Provided data:
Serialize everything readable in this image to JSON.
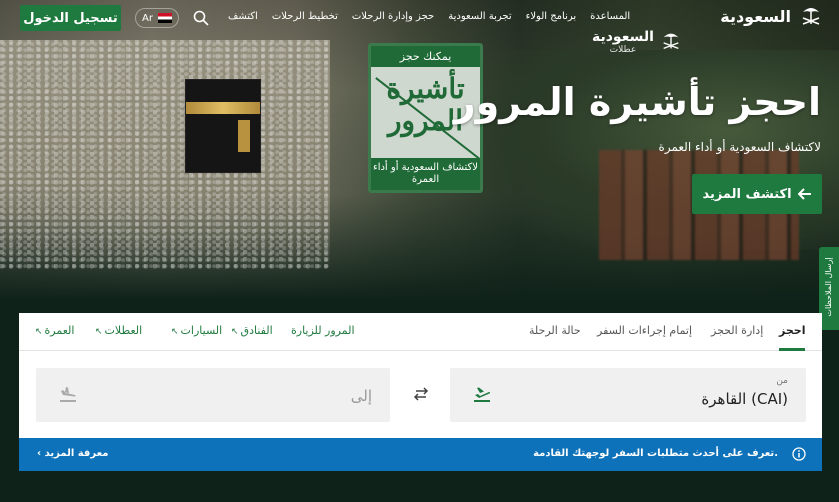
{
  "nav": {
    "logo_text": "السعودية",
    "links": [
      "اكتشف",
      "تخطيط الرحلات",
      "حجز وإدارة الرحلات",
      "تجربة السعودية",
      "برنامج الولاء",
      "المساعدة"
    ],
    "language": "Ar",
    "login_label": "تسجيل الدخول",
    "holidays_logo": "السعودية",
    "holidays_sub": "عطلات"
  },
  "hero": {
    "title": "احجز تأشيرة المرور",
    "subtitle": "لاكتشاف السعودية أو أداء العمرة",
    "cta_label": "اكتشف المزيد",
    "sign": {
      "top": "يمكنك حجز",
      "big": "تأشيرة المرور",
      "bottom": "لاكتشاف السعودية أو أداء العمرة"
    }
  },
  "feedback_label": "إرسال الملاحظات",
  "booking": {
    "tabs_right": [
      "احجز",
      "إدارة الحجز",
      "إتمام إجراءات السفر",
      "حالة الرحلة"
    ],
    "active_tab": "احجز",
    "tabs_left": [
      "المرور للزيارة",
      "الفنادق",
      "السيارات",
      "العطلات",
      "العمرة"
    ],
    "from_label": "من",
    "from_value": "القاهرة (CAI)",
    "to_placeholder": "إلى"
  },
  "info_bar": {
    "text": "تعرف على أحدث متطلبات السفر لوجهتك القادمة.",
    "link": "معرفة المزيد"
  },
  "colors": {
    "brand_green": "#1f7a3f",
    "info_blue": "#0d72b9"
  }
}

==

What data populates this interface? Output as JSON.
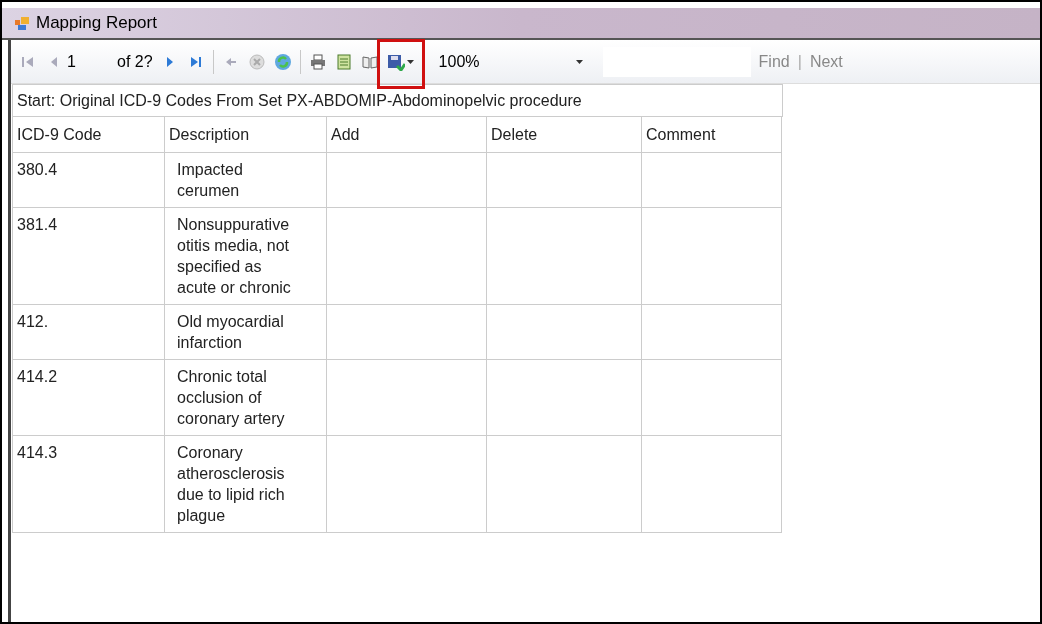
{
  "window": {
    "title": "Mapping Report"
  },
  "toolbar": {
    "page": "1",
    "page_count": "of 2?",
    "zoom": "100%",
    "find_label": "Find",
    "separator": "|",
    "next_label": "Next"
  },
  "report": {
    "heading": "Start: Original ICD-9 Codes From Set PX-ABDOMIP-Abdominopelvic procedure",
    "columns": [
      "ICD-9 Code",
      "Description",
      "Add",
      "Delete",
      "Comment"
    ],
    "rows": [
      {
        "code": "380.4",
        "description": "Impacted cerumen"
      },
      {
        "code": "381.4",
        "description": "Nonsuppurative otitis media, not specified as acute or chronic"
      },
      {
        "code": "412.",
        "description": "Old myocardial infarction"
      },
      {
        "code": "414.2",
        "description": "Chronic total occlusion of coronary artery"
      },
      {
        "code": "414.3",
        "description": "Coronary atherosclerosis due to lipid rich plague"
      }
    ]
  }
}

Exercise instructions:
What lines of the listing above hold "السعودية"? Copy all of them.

Written reply:
    "logo_text": "السعودية",
      "تجربة السعودية",
    "holidays_logo": "السعودية",
    "subtitle": "لاكتشاف السعودية أو أداء العمرة",
      "bottom": "لاكتشاف السعودية أو أداء العمرة"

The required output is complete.